SOURCE DATA
= = = = = = =

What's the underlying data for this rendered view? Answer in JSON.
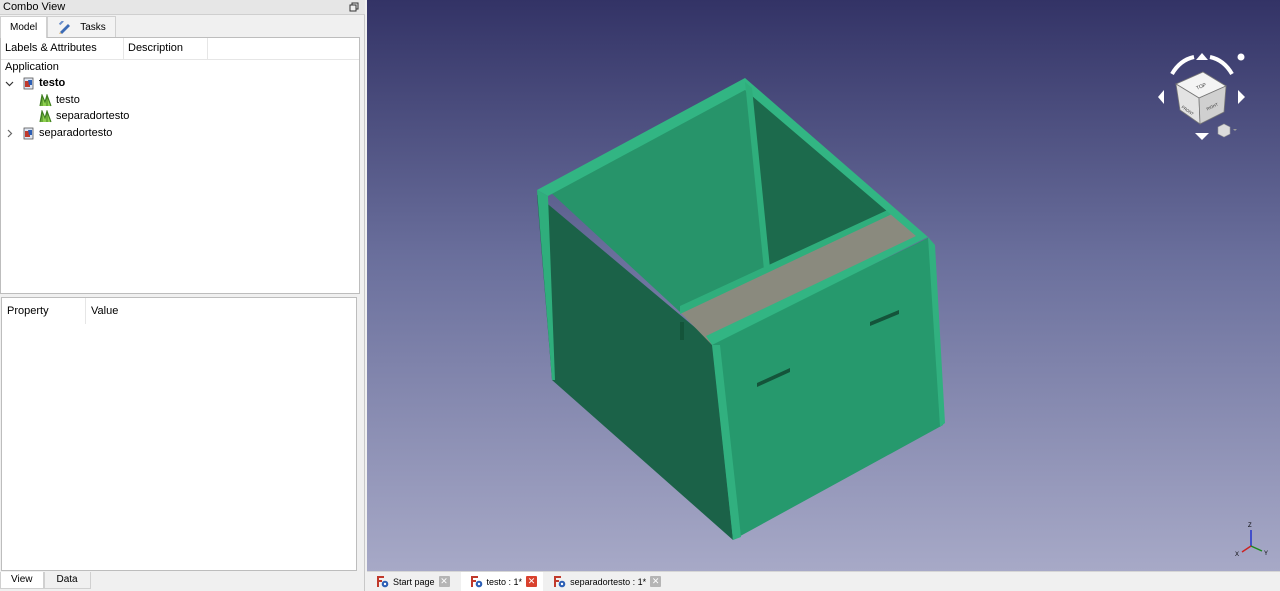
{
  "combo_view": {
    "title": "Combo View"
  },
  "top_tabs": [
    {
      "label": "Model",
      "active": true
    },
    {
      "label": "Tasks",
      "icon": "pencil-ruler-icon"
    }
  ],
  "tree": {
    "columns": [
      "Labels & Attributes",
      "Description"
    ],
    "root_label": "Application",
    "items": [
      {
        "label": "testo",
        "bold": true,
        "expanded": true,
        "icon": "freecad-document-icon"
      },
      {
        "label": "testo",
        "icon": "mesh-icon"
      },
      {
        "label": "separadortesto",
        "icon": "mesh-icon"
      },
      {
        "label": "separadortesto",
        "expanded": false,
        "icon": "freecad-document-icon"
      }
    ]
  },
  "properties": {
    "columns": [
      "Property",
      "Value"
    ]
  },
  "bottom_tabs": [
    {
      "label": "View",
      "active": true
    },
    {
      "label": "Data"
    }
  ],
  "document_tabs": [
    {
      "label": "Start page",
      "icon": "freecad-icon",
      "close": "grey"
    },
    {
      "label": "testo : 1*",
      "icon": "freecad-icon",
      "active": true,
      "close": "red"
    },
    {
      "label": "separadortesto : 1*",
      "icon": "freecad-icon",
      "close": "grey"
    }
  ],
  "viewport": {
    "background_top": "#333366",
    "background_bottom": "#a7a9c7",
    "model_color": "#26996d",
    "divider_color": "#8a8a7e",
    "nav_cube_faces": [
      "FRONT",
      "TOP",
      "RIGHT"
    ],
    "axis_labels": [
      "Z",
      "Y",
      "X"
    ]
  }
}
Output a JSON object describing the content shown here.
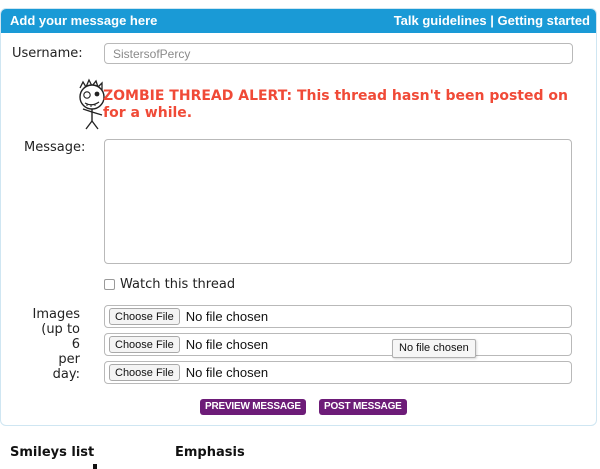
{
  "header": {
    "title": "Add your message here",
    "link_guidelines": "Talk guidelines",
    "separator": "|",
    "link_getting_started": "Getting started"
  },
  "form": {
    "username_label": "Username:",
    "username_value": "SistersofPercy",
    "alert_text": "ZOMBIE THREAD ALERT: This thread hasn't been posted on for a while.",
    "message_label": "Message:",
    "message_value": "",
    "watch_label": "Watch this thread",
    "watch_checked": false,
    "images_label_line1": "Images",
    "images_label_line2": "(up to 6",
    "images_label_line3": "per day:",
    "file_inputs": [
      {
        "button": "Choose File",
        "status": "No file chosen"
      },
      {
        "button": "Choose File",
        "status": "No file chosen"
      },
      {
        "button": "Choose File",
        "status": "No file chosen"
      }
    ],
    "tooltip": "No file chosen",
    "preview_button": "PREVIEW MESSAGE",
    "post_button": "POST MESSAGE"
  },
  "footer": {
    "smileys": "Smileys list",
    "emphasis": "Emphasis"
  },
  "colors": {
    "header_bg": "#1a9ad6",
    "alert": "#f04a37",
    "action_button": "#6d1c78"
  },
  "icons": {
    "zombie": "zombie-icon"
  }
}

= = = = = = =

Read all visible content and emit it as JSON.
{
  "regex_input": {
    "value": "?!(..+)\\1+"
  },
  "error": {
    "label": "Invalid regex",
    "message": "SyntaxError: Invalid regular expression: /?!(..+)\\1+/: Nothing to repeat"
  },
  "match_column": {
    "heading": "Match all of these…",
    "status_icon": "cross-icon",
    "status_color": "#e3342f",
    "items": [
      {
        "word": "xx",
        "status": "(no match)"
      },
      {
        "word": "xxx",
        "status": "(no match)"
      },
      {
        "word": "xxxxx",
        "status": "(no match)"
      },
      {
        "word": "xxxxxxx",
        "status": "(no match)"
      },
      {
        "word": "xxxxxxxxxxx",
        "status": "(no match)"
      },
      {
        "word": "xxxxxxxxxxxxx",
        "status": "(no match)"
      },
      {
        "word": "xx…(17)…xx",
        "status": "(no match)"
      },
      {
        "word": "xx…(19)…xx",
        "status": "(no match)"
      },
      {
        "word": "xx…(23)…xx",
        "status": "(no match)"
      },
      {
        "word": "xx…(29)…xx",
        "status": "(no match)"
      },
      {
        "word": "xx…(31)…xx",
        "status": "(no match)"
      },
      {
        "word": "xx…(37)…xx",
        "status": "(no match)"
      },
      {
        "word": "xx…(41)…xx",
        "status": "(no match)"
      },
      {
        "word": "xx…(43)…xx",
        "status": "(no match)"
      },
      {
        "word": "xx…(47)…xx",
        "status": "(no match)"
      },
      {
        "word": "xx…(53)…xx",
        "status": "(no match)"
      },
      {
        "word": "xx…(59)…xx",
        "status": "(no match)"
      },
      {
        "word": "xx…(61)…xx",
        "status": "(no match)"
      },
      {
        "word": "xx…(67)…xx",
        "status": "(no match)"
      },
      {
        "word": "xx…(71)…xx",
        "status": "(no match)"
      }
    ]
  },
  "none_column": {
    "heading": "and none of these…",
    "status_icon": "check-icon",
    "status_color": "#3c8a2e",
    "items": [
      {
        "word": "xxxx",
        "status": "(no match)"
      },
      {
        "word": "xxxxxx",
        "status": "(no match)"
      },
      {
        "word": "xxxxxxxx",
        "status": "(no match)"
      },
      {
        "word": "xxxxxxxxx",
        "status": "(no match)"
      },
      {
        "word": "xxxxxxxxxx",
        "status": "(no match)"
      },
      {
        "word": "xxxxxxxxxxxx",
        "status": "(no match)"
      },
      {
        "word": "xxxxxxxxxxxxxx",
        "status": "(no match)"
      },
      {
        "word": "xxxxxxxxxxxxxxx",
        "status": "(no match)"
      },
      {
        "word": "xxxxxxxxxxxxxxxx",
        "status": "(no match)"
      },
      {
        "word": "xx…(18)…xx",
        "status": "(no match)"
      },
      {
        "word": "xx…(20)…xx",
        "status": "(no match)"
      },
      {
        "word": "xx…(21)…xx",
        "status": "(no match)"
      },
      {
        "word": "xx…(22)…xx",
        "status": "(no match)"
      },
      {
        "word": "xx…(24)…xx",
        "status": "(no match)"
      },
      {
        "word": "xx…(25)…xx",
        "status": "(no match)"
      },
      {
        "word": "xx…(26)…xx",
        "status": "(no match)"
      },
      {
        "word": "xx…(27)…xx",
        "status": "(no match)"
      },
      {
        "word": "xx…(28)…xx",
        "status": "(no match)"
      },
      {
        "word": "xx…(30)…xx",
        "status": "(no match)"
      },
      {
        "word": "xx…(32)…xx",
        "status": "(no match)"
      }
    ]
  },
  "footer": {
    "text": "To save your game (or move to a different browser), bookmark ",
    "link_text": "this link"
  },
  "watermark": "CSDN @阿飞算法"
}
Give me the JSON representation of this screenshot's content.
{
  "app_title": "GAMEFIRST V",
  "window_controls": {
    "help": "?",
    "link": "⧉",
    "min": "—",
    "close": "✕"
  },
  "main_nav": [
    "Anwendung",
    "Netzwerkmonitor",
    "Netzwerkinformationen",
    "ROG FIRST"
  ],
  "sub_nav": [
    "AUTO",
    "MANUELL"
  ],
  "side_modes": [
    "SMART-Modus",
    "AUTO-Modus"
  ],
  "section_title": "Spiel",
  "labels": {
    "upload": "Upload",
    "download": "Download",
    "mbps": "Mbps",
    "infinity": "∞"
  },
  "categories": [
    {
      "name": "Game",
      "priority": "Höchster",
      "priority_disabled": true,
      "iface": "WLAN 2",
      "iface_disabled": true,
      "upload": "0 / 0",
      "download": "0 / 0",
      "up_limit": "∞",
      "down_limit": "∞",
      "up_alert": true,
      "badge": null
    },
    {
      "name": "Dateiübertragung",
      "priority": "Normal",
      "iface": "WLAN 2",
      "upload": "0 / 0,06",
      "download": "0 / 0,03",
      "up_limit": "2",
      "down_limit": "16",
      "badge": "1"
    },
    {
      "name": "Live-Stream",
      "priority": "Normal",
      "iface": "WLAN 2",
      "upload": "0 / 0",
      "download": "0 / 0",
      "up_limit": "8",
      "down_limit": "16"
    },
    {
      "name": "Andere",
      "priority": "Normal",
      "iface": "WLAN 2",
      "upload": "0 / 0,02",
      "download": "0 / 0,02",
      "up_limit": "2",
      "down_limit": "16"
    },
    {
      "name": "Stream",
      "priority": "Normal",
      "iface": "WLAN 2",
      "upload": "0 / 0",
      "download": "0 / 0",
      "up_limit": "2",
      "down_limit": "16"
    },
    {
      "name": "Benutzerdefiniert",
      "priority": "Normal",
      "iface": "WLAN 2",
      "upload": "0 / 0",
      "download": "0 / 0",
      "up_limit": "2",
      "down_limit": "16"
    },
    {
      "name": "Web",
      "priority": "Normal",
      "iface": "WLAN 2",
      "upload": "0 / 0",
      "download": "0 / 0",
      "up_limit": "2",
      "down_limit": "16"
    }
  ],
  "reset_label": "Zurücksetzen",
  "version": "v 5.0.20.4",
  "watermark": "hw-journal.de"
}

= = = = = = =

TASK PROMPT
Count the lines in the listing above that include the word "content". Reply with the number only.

THE COMPLETED TASK
3